● Work instructions:
A line qualifies if it holds the string "company". Copy every qualifying line from the records.

Raw data: Begin

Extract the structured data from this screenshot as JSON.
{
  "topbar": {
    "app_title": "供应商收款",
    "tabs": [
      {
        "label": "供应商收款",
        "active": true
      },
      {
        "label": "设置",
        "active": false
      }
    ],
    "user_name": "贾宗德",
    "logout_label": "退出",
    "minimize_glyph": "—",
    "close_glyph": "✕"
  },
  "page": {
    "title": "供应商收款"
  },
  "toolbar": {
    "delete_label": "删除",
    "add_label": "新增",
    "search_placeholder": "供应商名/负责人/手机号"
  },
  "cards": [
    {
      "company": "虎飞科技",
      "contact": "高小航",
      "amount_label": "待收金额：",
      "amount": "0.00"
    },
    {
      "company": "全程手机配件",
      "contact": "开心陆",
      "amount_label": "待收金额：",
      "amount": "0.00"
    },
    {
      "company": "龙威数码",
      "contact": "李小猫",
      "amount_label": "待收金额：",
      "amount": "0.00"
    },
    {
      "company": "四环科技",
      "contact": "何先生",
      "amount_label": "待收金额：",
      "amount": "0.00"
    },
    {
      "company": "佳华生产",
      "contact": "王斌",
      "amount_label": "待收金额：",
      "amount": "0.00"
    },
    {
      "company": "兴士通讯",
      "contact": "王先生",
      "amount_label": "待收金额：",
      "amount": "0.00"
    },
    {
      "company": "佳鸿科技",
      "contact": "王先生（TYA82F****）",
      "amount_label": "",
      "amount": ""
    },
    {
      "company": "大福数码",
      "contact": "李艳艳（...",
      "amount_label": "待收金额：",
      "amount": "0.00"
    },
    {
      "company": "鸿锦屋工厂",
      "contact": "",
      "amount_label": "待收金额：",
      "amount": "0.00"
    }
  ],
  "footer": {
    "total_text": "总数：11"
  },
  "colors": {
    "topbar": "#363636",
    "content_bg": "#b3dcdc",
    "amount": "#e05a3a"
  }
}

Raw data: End

● Task solution:
      "company": "虎飞科技",
      "company": "全程手机配件",
      "company": "龙威数码",
      "company": "四环科技",
      "company": "佳华生产",
      "company": "兴士通讯",
      "company": "佳鸿科技",
      "company": "大福数码",
      "company": "鸿锦屋工厂",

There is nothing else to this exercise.